- Co-locate the autonomous special collections within Rolvaag Library, thereby facilitating operational efficiencies of all collections and allowing all to share public spaces and workspaces.
- Establish a centralized, flexible suite of spaces to support digital scholarship that will be available to all community members during library hours.
- Design both collaborative open space and quiet contained work areas with key adjacencies in mind between staff positions as well as between staff and student workers.
- Engage in conversations with Carleton on possible future directions with staffing to determine how it might impact space planning.
- Determine the feasibility of relocating all Rolvaag Library and IT staff to a common location/floor.
- Incorporate up to four shared classrooms (all with flexible, moveable furniture and outfitted to accommodate evolving technologies) into the new designs for the library.

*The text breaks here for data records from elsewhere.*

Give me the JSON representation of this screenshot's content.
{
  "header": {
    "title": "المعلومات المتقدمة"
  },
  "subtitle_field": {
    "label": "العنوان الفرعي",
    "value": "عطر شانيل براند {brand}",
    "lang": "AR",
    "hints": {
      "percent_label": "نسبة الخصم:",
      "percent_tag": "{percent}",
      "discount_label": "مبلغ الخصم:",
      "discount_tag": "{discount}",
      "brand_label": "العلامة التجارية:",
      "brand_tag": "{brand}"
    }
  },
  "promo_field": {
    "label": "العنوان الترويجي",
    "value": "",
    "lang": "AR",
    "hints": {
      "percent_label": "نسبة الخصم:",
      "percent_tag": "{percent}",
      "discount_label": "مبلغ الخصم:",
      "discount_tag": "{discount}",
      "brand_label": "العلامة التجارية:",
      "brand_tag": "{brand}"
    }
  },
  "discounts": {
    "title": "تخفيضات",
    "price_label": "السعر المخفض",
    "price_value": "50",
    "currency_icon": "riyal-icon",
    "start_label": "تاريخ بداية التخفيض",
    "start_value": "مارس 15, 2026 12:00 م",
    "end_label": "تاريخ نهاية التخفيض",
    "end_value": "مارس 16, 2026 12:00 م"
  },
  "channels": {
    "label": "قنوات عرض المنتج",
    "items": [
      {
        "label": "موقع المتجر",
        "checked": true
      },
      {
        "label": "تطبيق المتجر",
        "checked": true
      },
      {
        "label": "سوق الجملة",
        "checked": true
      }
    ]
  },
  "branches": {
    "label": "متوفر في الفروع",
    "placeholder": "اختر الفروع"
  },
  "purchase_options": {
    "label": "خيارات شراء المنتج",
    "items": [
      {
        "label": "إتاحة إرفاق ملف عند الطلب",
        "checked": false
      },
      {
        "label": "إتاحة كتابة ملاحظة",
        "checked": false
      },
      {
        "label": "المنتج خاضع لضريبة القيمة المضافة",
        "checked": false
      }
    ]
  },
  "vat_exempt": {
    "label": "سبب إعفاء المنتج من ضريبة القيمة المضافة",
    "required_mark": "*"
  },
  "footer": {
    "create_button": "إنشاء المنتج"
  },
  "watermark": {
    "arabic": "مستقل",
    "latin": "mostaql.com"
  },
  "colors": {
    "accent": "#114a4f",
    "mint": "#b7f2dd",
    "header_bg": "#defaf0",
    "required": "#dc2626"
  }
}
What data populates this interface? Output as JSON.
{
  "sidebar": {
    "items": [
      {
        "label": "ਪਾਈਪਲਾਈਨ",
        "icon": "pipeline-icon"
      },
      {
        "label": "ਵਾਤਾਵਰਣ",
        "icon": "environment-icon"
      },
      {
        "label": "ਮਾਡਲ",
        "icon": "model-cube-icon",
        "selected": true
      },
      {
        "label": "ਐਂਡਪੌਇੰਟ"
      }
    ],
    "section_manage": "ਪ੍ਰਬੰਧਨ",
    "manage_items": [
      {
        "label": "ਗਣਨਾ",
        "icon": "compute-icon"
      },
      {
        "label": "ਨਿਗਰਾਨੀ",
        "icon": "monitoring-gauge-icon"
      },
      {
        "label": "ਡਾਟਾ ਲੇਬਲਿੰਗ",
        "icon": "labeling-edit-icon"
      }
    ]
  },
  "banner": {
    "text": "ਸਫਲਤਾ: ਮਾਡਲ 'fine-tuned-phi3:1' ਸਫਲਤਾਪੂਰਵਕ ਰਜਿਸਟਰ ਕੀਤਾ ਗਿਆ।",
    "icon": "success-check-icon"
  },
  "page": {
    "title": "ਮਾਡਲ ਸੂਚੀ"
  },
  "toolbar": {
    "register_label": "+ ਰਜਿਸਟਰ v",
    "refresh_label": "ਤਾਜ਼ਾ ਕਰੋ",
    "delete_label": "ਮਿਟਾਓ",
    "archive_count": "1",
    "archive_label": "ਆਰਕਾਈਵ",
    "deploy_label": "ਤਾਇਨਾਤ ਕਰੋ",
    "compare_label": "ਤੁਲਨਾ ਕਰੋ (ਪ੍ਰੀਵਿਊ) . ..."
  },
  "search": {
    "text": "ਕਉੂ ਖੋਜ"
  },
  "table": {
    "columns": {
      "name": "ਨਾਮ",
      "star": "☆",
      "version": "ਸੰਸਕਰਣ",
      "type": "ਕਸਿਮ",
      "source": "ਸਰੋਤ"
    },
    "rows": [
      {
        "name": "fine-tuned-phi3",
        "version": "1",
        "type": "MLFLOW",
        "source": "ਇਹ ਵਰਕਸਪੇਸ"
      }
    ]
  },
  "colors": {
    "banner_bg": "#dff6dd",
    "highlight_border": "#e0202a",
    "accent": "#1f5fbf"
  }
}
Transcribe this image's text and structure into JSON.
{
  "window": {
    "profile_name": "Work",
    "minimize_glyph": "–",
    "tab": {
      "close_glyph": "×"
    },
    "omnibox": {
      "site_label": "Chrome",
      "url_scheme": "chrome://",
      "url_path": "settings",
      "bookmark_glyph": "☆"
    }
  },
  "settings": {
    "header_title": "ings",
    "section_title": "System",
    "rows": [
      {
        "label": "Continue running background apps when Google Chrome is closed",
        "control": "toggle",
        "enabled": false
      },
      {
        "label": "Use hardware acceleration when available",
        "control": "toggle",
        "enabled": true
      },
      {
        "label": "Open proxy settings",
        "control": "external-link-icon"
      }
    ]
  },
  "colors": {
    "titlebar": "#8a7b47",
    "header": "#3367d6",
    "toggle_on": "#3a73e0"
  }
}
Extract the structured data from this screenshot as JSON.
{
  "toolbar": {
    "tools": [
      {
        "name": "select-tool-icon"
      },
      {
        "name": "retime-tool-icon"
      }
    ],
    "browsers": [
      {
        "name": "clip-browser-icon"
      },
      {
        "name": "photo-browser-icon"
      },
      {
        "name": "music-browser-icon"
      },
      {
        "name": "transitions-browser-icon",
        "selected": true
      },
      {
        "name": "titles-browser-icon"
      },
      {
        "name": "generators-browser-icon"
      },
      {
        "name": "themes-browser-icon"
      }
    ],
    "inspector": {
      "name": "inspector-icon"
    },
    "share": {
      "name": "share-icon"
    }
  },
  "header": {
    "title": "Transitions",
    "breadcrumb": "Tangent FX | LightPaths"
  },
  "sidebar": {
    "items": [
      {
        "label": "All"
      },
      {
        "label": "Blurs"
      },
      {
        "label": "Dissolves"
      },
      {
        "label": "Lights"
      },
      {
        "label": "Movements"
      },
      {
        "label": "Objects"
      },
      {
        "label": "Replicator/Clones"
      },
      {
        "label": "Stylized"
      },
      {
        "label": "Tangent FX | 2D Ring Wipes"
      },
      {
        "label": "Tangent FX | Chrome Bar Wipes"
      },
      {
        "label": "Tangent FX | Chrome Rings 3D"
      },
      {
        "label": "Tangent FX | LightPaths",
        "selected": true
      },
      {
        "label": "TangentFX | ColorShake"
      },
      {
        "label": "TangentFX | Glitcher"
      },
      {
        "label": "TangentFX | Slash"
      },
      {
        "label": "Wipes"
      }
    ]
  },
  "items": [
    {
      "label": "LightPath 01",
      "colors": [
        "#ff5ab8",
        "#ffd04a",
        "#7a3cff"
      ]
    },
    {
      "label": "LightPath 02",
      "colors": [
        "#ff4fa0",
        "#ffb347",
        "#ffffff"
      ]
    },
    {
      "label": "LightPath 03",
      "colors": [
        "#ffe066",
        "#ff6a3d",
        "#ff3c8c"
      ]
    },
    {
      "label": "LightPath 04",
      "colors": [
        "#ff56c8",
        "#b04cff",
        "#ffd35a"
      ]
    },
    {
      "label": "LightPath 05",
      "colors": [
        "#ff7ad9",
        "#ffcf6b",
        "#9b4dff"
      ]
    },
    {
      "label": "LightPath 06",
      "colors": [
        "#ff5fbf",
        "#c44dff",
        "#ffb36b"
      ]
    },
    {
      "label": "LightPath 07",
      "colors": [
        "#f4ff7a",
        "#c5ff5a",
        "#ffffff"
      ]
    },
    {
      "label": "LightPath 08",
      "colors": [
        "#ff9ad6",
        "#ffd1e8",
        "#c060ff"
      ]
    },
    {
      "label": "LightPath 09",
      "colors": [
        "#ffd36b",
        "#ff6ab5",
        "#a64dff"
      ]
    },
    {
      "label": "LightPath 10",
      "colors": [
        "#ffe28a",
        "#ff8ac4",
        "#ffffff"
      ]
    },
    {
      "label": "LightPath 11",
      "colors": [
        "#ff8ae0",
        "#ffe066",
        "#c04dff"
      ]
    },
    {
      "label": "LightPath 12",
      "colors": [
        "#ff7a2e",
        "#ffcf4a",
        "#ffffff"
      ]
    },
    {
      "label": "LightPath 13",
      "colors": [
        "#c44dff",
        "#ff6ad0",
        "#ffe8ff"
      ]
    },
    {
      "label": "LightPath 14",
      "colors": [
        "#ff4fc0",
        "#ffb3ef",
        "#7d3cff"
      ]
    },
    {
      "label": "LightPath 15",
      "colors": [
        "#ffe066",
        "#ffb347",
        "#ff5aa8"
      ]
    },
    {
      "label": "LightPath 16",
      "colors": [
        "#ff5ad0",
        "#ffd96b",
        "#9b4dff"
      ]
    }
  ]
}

- Reimagine student spaces to allow for increased group study rooms, open spaces amendable to both study and socialization, with more hard and software furnishings with the addition of more standing desks.
- Create a robust infrastructure to support the proliferation of digital devices and network dependence among our patrons, including robust Wi-Fi connectivity and easy access to outlets and charging stations.
- Design a “graduated quiet area” schematic to reduce ambient noise when moving away from the Learning Hub.
- Evaluate the current branch library space and programming needs prior to any renovation of Rolvaag Memorial Library, as well as explore the potential benefits and drawbacks of incorporating branch library services and collections into the evolving Rolvaag Library space.
- Continue work to develop a concept for an expansion and remodel of the Halvorson Music Library.
- Explore ways off-site storage might serve our libraries and our collaborative partnership with Carleton College and our on-campus partners.
- Establish a committee to address issues of aesthetic upkeep within the libraries.
- Explore the location(s) of vault space(s) (for HVAC, risk assessment, accessibility) with a careful consideration to consolidating the three separate vault spaces that currently exist within the building.
“WE ARE CURRENT IN OUR FIELDS AND ACTIVELY ENGAGE IN COLLABORATION, BOTH ON- AND OFF-CAMPUS.”
The St. Olaf College Libraries need to be intentional about planning, supporting, and facilitating professional engagement opportunities for the staff. All staff need to be able to successfully adapt and continually innovate in a rapidly changing library environment. To help staff navigate through change, the following concepts and ideas will be explored and/or adopted.
- Distribute a regular e-note to staff outlining upcoming library activities, upcoming conferences, webinars, classes or general information.
- Work to ensure that all staff have opportunities to attend conferences, workshops, and activities to enhance their skills and knowledge.
- Schedule regular formal and informal professional activities for staff.
- Develop a shared calendar for Bridge events and activities.
- Continue Teaching Tuesdays and expand the invitation to include Carleton staff.
- Include time at all All-Library meetings for staff to share highlights from recent conference attendance and other professional development activities.